Stand For Lincoln Center
Driving East on Interstate 10, you probably pass this building everyday. The Lincoln Center was built in 1912. Then called Lincoln School, it was one of the so-called "Mexican Schools" in which Mexicans were segregated into during much of the 20th Century until 1970 when it was closed due to Hwy 54 expansion and the building of the Spaghetti Bowl.
Lincoln Center has tremendous historical significance. It was the location of Lincoln School that opened in 1912 and it served as a school until 1969. During the 1970s, Lincoln residents rallied to save their local school to serve as a community center. Designed by the architect who built Alamo School, in 1977 it was reopened as a community center. In 2006 it was closed.

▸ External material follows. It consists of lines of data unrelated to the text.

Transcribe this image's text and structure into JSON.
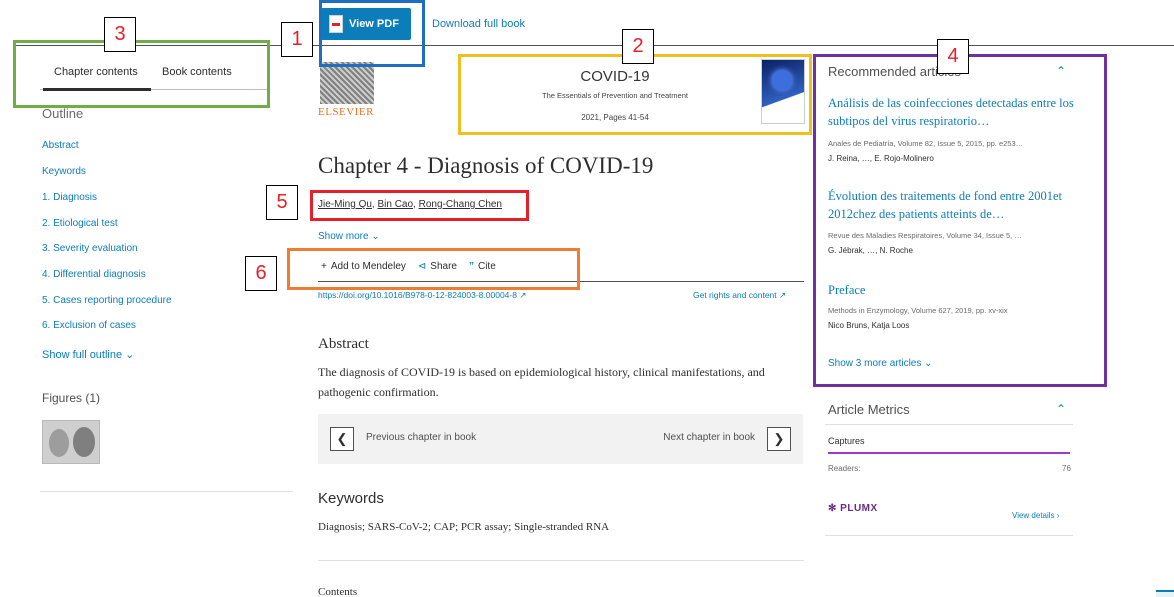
{
  "toolbar": {
    "view_pdf_label": "View PDF",
    "download_label": "Download full book"
  },
  "tabs": [
    {
      "label": "Chapter contents",
      "active": true
    },
    {
      "label": "Book contents",
      "active": false
    }
  ],
  "outline": {
    "title": "Outline",
    "items": [
      "Abstract",
      "Keywords",
      "1. Diagnosis",
      "2. Etiological test",
      "3. Severity evaluation",
      "4. Differential diagnosis",
      "5. Cases reporting procedure",
      "6. Exclusion of cases"
    ],
    "show_full_label": "Show full outline",
    "figures_title": "Figures (1)"
  },
  "book": {
    "publisher": "ELSEVIER",
    "title": "COVID-19",
    "subtitle": "The Essentials of Prevention and Treatment",
    "pages": "2021, Pages 41-54"
  },
  "chapter": {
    "title": "Chapter 4 - Diagnosis of COVID-19",
    "authors": [
      "Jie-Ming Qu",
      "Bin Cao",
      "Rong-Chang Chen"
    ],
    "show_more_label": "Show more",
    "actions": {
      "mendeley": "Add to Mendeley",
      "share": "Share",
      "cite": "Cite"
    },
    "doi": "https://doi.org/10.1016/B978-0-12-824003-8.00004-8",
    "rights": "Get rights and content"
  },
  "abstract": {
    "title": "Abstract",
    "body": "The diagnosis of COVID-19 is based on epidemiological history, clinical manifestations, and pathogenic confirmation."
  },
  "chapter_nav": {
    "prev_label": "Previous chapter in book",
    "next_label": "Next chapter in book"
  },
  "keywords": {
    "title": "Keywords",
    "body": "Diagnosis; SARS-CoV-2; CAP; PCR assay; Single-stranded RNA"
  },
  "contents_title": "Contents",
  "recommended": {
    "title": "Recommended articles",
    "items": [
      {
        "title": "Análisis de las coinfecciones detectadas entre los subtipos del virus respiratorio…",
        "source": "Anales de Pediatría, Volume 82, Issue 5, 2015, pp. e253…",
        "authors": "J. Reina, …, E. Rojo-Molinero"
      },
      {
        "title": "Évolution des traitements de fond entre 2001et 2012chez des patients atteints de…",
        "source": "Revue des Maladies Respiratoires, Volume 34, Issue 5, …",
        "authors": "G. Jébrak, …, N. Roche"
      },
      {
        "title": "Preface",
        "source": "Methods in Enzymology, Volume 627, 2019, pp. xv-xix",
        "authors": "Nico Bruns, Katja Loos"
      }
    ],
    "show_more_label": "Show 3 more articles"
  },
  "metrics": {
    "title": "Article Metrics",
    "captures_label": "Captures",
    "readers_label": "Readers:",
    "readers_count": "76",
    "plumx_label": "PLUMX",
    "view_details_label": "View details"
  },
  "annotations": {
    "labels": [
      "1",
      "2",
      "3",
      "4",
      "5",
      "6"
    ],
    "colors": {
      "1": "#1f6fbf",
      "2": "#f0c020",
      "3": "#70ad47",
      "4": "#7030a0",
      "5": "#e4202a",
      "6": "#ed7d31"
    }
  },
  "colors": {
    "link": "#0c7dbb",
    "accent_purple": "#9b3bc9",
    "publisher_orange": "#e9711c"
  }
}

Before its closure, Lincoln Center hosted offices for various city and nonprofit organizations. The JUNTOS Art Association, and others, sponsored art exhibits. From 1981 to 2006, the Lincoln Art Gallery hosted about 3,000 local and school-children artists. Rosa Guerrero's Ballet Folklorico del El Paso had their first practices at Lincoln Center.
Lincoln Center served not only the Lincoln Park Neighborhood, but also the residents of the Durazno and Chamizal Neighborhoods.

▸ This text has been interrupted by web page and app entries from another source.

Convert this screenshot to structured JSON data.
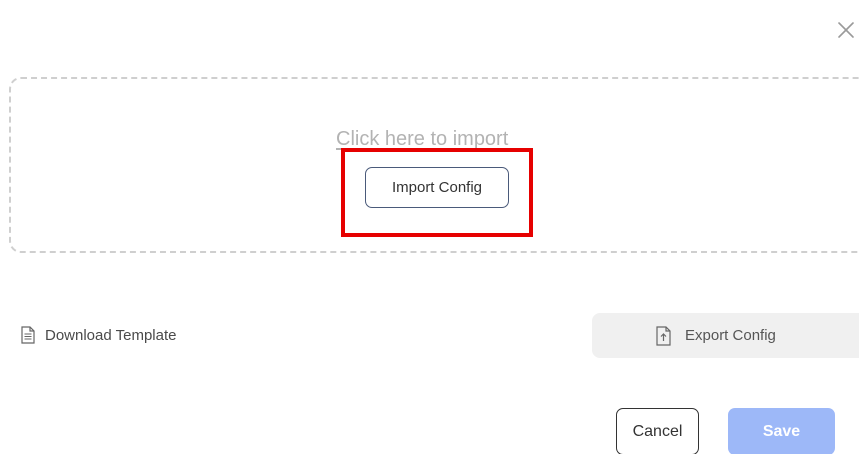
{
  "dialog": {
    "close_icon": "close-icon"
  },
  "dropzone": {
    "hint": "Click here to import",
    "import_button_label": "Import Config"
  },
  "actions": {
    "download_template_label": "Download Template",
    "download_icon": "document-icon",
    "export_config_label": "Export Config",
    "export_icon": "file-upload-icon"
  },
  "footer": {
    "cancel_label": "Cancel",
    "save_label": "Save"
  },
  "colors": {
    "highlight": "#e60000",
    "save_button": "#9db8f8",
    "export_button_bg": "#f0f0f0",
    "dropzone_border": "#cfcfcf"
  }
}
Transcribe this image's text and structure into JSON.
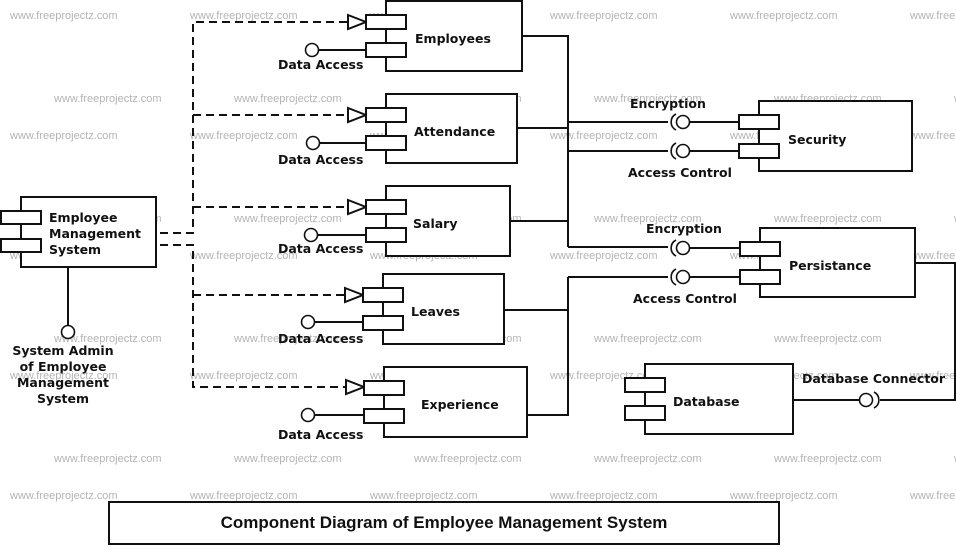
{
  "diagram": {
    "title": "Component Diagram of Employee Management System",
    "watermark": "www.freeprojectz.com",
    "main_component": {
      "label_lines": [
        "Employee",
        "Management",
        "System"
      ]
    },
    "admin_interface": {
      "label_lines": [
        "System Admin",
        "of Employee",
        "Management",
        "System"
      ]
    },
    "modules": [
      {
        "name": "Employees",
        "interface": "Data Access"
      },
      {
        "name": "Attendance",
        "interface": "Data Access"
      },
      {
        "name": "Salary",
        "interface": "Data Access"
      },
      {
        "name": "Leaves",
        "interface": "Data Access"
      },
      {
        "name": "Experience",
        "interface": "Data Access"
      }
    ],
    "services": [
      {
        "name": "Security",
        "interfaces": [
          "Encryption",
          "Access Control"
        ]
      },
      {
        "name": "Persistance",
        "interfaces": [
          "Encryption",
          "Access Control"
        ]
      }
    ],
    "database": {
      "name": "Database",
      "interface": "Database Connector"
    }
  }
}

In comparison to other community centers, Lincoln Center has a rich arts focus -- 43 murals are painted on freeway columns located under the Spaghetti Bowl and three murals are painted inside Lincoln Center that were painted by Carlos E. Flores, who also painted the Chamizal National Memorial mural. Flores studied at the Academia San Carlos in Mexico City under Luis Nishisawa. Nishizawa is recognized as one of Mexico's leading landscape artists of the 20th century.

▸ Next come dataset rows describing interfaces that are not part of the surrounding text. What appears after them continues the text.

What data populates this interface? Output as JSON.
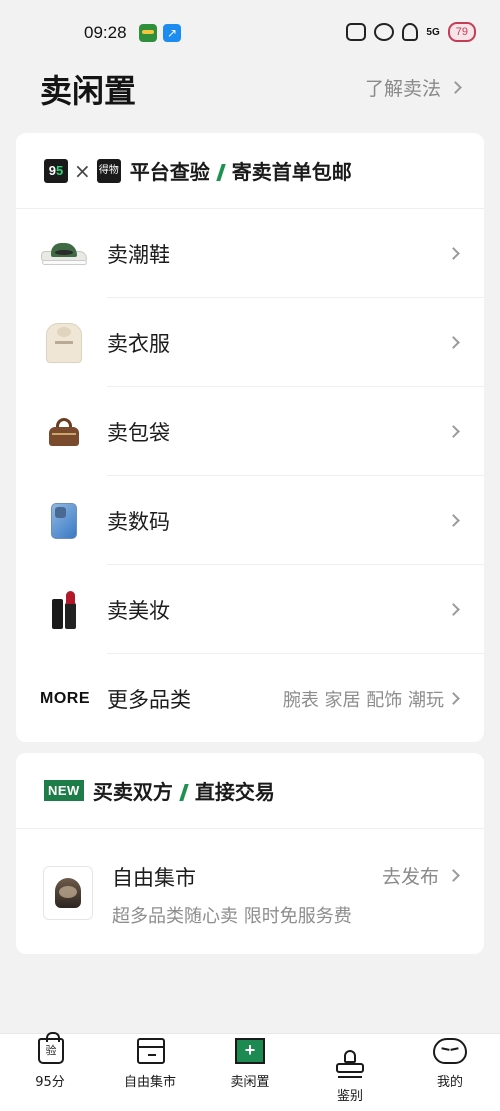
{
  "status_bar": {
    "time": "09:28",
    "app2_glyph": "↗",
    "signal": "5G",
    "battery": "79"
  },
  "header": {
    "title": "卖闲置",
    "learn_link": "了解卖法"
  },
  "platform_card": {
    "logo_95": [
      "9",
      "5"
    ],
    "times": "×",
    "logo_dewu": "得物",
    "head_left": "平台查验",
    "head_right": "寄卖首单包邮",
    "categories": [
      {
        "label": "卖潮鞋",
        "icon": "sneaker-icon"
      },
      {
        "label": "卖衣服",
        "icon": "hoodie-icon"
      },
      {
        "label": "卖包袋",
        "icon": "handbag-icon"
      },
      {
        "label": "卖数码",
        "icon": "phone-icon"
      },
      {
        "label": "卖美妆",
        "icon": "lipstick-icon"
      }
    ],
    "more": {
      "logo": "MORE",
      "label": "更多品类",
      "tags": "腕表 家居 配饰 潮玩"
    }
  },
  "direct_card": {
    "badge": "NEW",
    "head_left": "买卖双方",
    "head_right": "直接交易",
    "market": {
      "title": "自由集市",
      "subtitle": "超多品类随心卖 限时免服务费",
      "action": "去发布"
    }
  },
  "bottom_nav": {
    "items": [
      {
        "label": "95分",
        "icon": "shopping-bag-icon",
        "glyph": "验"
      },
      {
        "label": "自由集市",
        "icon": "market-stall-icon"
      },
      {
        "label": "卖闲置",
        "icon": "sell-plus-icon",
        "glyph": "+",
        "active": true
      },
      {
        "label": "鉴别",
        "icon": "stamp-icon"
      },
      {
        "label": "我的",
        "icon": "mascot-face-icon"
      }
    ]
  },
  "colors": {
    "accent": "#1d8a52",
    "badge_green": "#1d7d48",
    "battery": "#c43d55"
  }
}
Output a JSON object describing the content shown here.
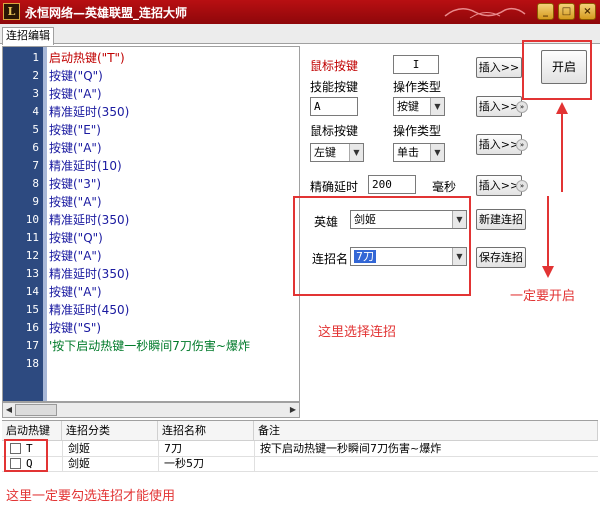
{
  "window": {
    "title": "永恒网络—英雄联盟_连招大师",
    "logo_letter": "L",
    "minimize_glyph": "_",
    "restore_glyph": "□",
    "close_glyph": "×"
  },
  "tabs": [
    "连招编辑"
  ],
  "editor": {
    "line_numbers": [
      "1",
      "2",
      "3",
      "4",
      "5",
      "6",
      "7",
      "8",
      "9",
      "10",
      "11",
      "12",
      "13",
      "14",
      "15",
      "16",
      "17",
      "18"
    ],
    "lines": [
      {
        "text": "启动热键(\"T\")",
        "color": "#c00000"
      },
      {
        "text": "按键(\"Q\")",
        "color": "#1a1aa0"
      },
      {
        "text": "按键(\"A\")",
        "color": "#1a1aa0"
      },
      {
        "text": "精准延时(350)",
        "color": "#1a1aa0"
      },
      {
        "text": "按键(\"E\")",
        "color": "#1a1aa0"
      },
      {
        "text": "按键(\"A\")",
        "color": "#1a1aa0"
      },
      {
        "text": "精准延时(10)",
        "color": "#1a1aa0"
      },
      {
        "text": "按键(\"3\")",
        "color": "#1a1aa0"
      },
      {
        "text": "按键(\"A\")",
        "color": "#1a1aa0"
      },
      {
        "text": "精准延时(350)",
        "color": "#1a1aa0"
      },
      {
        "text": "按键(\"Q\")",
        "color": "#1a1aa0"
      },
      {
        "text": "按键(\"A\")",
        "color": "#1a1aa0"
      },
      {
        "text": "精准延时(350)",
        "color": "#1a1aa0"
      },
      {
        "text": "按键(\"A\")",
        "color": "#1a1aa0"
      },
      {
        "text": "精准延时(450)",
        "color": "#1a1aa0"
      },
      {
        "text": "按键(\"S\")",
        "color": "#1a1aa0"
      },
      {
        "text": "'按下启动热键一秒瞬间7刀伤害~爆炸",
        "color": "#007a2a"
      },
      {
        "text": "",
        "color": "#000"
      }
    ]
  },
  "panel": {
    "mouse_hotkey_label": "鼠标按键",
    "mouse_hotkey_value": "I",
    "skill_key_label": "技能按键",
    "op_type_label": "操作类型",
    "skill_key_value": "A",
    "op_type_value": "按键",
    "mouse_key_label": "鼠标按键",
    "op_type2_label": "操作类型",
    "mouse_key_value": "左键",
    "op_type2_value": "单击",
    "delay_label": "精确延时",
    "delay_value": "200",
    "delay_unit": "毫秒",
    "insert_label": "插入>>",
    "start_label": "开启",
    "hero_label": "英雄",
    "hero_value": "剑姬",
    "combo_name_label": "连招名",
    "combo_name_value": "7刀",
    "new_combo_label": "新建连招",
    "save_combo_label": "保存连招"
  },
  "annotations": {
    "must_start": "一定要开启",
    "select_here": "这里选择连招",
    "must_check": "这里一定要勾选连招才能使用"
  },
  "table": {
    "headers": [
      "启动热键",
      "连招分类",
      "连招名称",
      "备注"
    ],
    "rows": [
      {
        "hotkey": "T",
        "category": "剑姬",
        "name": "7刀",
        "note": "按下启动热键一秒瞬间7刀伤害~爆炸"
      },
      {
        "hotkey": "Q",
        "category": "剑姬",
        "name": "一秒5刀",
        "note": ""
      }
    ]
  },
  "colors": {
    "titlebar": "#a00b0e",
    "gutter": "#2d4a80",
    "annotation_red": "#e23434"
  }
}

At the same time Lincoln Cultural Center was being closed in 2006, a survey of the Chamizal Neighborhood done by UTEP indicated residents wanted a community center.
Funds raised will be used to offset legal fees against the demolition of Lincoln Center.
Proceeds go to offset legal fees against the demolition of
Sign the Petition